Felix Mendelssohn's huge and neglected second symphony, Op 52, in B flat, was commissioned in 1840 for a festival in Leipzig to celebrate the four hundredth anniversary of Johannes Gutenberg's invention of the mechanical printing press. The work, first performed in J S Bach's Thomaskirche on 25 June 1840, is basically a journey from darkness to light. The first three movements are for orchestra alone, grouped as a sinfonia.
The symphony is generally called Lobgesang ('Hymn of Praise') due to it's extended vocal and choral finale which consists of a further nine separate numbers featuring three vocal soloists - two sopranos and a tenor - mixed choir, organ and orchestra. The words are taken from the Lutheran bible, and sung in German, and the whole work, which plays for well over an hour, is really a symphonic cantata.

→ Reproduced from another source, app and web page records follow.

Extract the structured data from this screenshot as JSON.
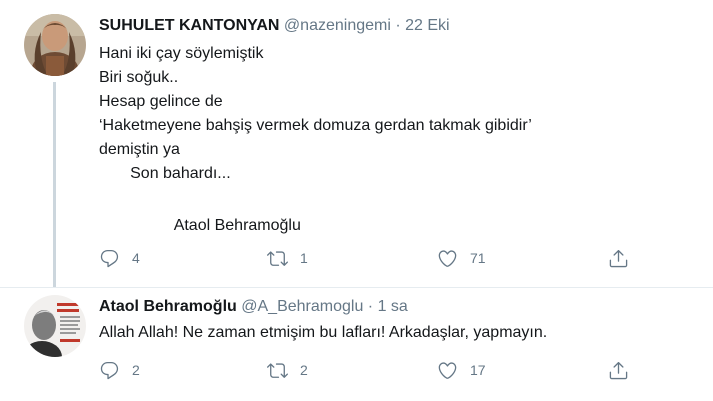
{
  "tweets": [
    {
      "display_name": "SUHULET KANTONYAN",
      "handle": "@nazeningemi",
      "separator": "·",
      "time": "22 Eki",
      "lines": [
        "Hani iki çay söylemiştik",
        "Biri soğuk..",
        "Hesap gelince de",
        "‘Haketmeyene bahşiş vermek domuza gerdan takmak gibidir’",
        "demiştin ya",
        "       Son bahardı...",
        "",
        "                 Ataol Behramoğlu"
      ],
      "reply_count": "4",
      "retweet_count": "1",
      "like_count": "71"
    },
    {
      "display_name": "Ataol Behramoğlu",
      "handle": "@A_Behramoglu",
      "separator": "·",
      "time": "1 sa",
      "lines": [
        "Allah Allah! Ne zaman etmişim bu lafları! Arkadaşlar, yapmayın."
      ],
      "reply_count": "2",
      "retweet_count": "2",
      "like_count": "17"
    }
  ],
  "icons": {
    "reply": "reply-icon",
    "retweet": "retweet-icon",
    "like": "heart-icon",
    "share": "share-icon"
  },
  "colors": {
    "text": "#14171a",
    "secondary": "#657786",
    "thread_line": "#ccd6dd",
    "divider": "#e6ecf0"
  }
}
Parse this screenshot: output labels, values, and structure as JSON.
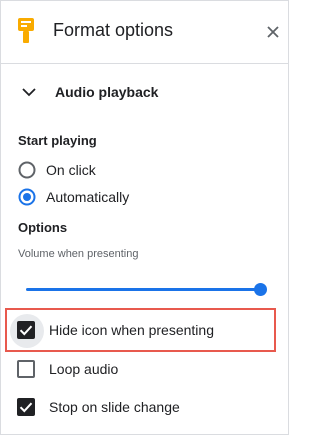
{
  "header": {
    "title": "Format options",
    "icon": "format-options-icon",
    "close_icon": "close-icon"
  },
  "section": {
    "title": "Audio playback",
    "expanded": true
  },
  "start_playing": {
    "heading": "Start playing",
    "options": [
      {
        "label": "On click",
        "selected": false
      },
      {
        "label": "Automatically",
        "selected": true
      }
    ]
  },
  "options": {
    "heading": "Options",
    "volume_label": "Volume when presenting",
    "volume_level": 1.0,
    "checkboxes": [
      {
        "label": "Hide icon when presenting",
        "checked": true,
        "highlighted": true
      },
      {
        "label": "Loop audio",
        "checked": false
      },
      {
        "label": "Stop on slide change",
        "checked": true
      }
    ]
  },
  "colors": {
    "accent": "#1a73e8",
    "highlight": "#e8594d",
    "icon_yellow": "#f9ab00"
  }
}
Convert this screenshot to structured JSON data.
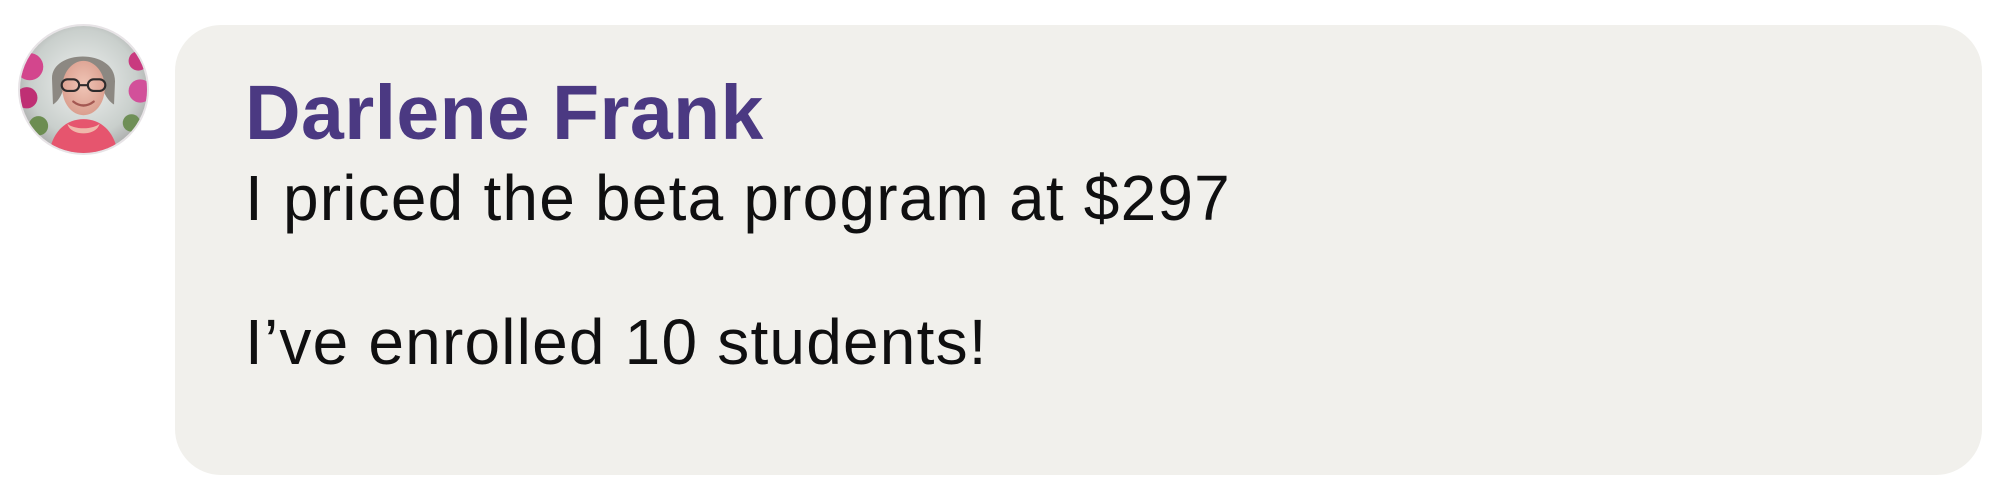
{
  "message": {
    "sender_name": "Darlene Frank",
    "lines": [
      "I priced the beta program at $297",
      "I’ve enrolled 10 students!"
    ]
  },
  "avatar": {
    "icon": "user-avatar-photo"
  },
  "colors": {
    "sender_name": "#4b3982",
    "bubble_background": "#f1f0ec",
    "message_text": "#0f0f10"
  }
}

Mendelssohn modelled his work on Beethoven's Choral Symphony, leaving himself vulnerable to his enemy Richard Wagner's quip that it was a pale imitation of Beethoven's more famous work. The Hymn of Praise Symphony was initally very popular, but has been seldom performed since its composer's death.
A selection of M&V articles about Lobgesang
CD Spotlight. Consistently Solid - Kurt Masur and others conduct Mendelssohn, reviewed by Howard Smith. '... too often short on graciousness, charm or buoyancy.'